The flat deck has accelerometers built in to detect everything from grinds and ollies to grabs and flip tricks. Gleaming the cube is optional.
Felicia Day: Social Media on the Xbox
Web Celebrity (Cewebrity?) Felicia Day (she of The Guild and Dr. Horrible's Sing-Along Blog) came out on Microsoft's behalf to talk about Facebook and Twitter integration into the whole Xbox Live experience.
Personally, I would've loved to see her talk about Hulu integration into Xbox Live as well, but that wasn't happening. To pour salt in the wound, Microsoft was more than happy to discuss SkyTV delivering live shows in Europe over the Live service.
But we do get Last.fm integration (Internet music radio). Thanks.
Rapping at the Def Jam Offices
Right in the middle of downtown lurks Def Jam Records' West Coast offices--and inside, a surprisingly fun music game.
I'll be honest. Going in, I was expecting just another karaoke game. It's not. First, the music part: The game will ship later this year with 40 hip-hop tracks ranging from classic Kool Moe Dee to timely T.I. and T-Pain. Those on hand were quick to point out that it isn't just Def Jam artists--every major label is getting involved. Additional tracks, of course, will be available for paid download after the fact.
The multiplayer mode plays with several lines of lyrics queuing up while two players rap battle. And even if you don't know the songs it's actually easy to follow along and at least attempt to keep the beat.
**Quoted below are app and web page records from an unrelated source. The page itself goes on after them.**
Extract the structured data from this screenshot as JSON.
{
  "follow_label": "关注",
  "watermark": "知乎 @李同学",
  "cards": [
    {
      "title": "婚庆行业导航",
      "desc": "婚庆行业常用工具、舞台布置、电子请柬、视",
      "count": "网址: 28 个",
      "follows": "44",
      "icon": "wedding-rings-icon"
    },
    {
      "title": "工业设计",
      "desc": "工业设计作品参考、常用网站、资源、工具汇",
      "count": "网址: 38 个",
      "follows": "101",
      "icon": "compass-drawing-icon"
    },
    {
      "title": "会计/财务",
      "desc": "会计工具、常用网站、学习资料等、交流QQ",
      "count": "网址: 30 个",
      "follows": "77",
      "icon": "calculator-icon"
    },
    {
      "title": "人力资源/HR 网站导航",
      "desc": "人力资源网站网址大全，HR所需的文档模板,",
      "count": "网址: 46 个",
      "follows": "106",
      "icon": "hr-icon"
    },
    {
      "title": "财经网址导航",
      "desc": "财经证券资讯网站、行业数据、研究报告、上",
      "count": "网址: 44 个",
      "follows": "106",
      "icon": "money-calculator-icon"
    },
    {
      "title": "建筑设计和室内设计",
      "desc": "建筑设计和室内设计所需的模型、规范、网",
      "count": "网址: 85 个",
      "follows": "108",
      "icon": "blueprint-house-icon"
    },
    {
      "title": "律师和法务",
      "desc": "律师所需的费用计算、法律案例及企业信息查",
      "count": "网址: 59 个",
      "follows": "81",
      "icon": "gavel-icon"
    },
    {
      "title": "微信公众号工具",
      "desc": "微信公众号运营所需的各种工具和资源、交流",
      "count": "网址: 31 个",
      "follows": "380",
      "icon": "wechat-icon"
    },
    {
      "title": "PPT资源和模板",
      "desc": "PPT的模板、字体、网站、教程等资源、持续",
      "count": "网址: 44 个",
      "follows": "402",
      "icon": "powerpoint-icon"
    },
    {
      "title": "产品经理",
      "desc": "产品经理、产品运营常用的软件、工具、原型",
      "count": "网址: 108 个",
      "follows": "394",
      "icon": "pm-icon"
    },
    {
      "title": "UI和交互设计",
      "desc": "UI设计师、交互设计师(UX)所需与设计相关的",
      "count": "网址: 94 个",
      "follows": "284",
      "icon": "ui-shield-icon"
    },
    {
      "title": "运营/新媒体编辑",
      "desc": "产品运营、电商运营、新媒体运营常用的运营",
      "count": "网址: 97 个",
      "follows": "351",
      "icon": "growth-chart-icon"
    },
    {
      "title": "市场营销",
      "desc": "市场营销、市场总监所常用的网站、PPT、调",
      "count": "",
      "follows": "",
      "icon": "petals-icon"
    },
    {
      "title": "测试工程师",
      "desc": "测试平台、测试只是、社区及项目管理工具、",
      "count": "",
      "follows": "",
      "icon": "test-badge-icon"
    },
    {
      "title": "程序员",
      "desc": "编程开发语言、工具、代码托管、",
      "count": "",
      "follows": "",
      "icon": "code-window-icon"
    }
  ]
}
The game measures tune, timing and accuracy.
More than just songs, Def Jam will have a community site where gamers can submit 30-second clips from their sets, recorded on the Xbox Live Vision Cam (or EyeToy). If one of your buddies beats your score, you can get notified over e-mail of gettin' served.
Speaking of Rap....Jay-Z
Activision's big push to promote its Guitar/Band/DJ Hero turned into one heck of a concert. Travis Barker and DJ AM got the crowd going, while Jay-Z set the pace before bringing Eminem out on stage.
And, by the way, the show hasn't even officially started. Tuesday Morning, it's Sony and Nintendo's turn. For better or worse with all the glam fanfare, E3's back.
Today's Best Tech Deals
Picked by PCWorld's Editors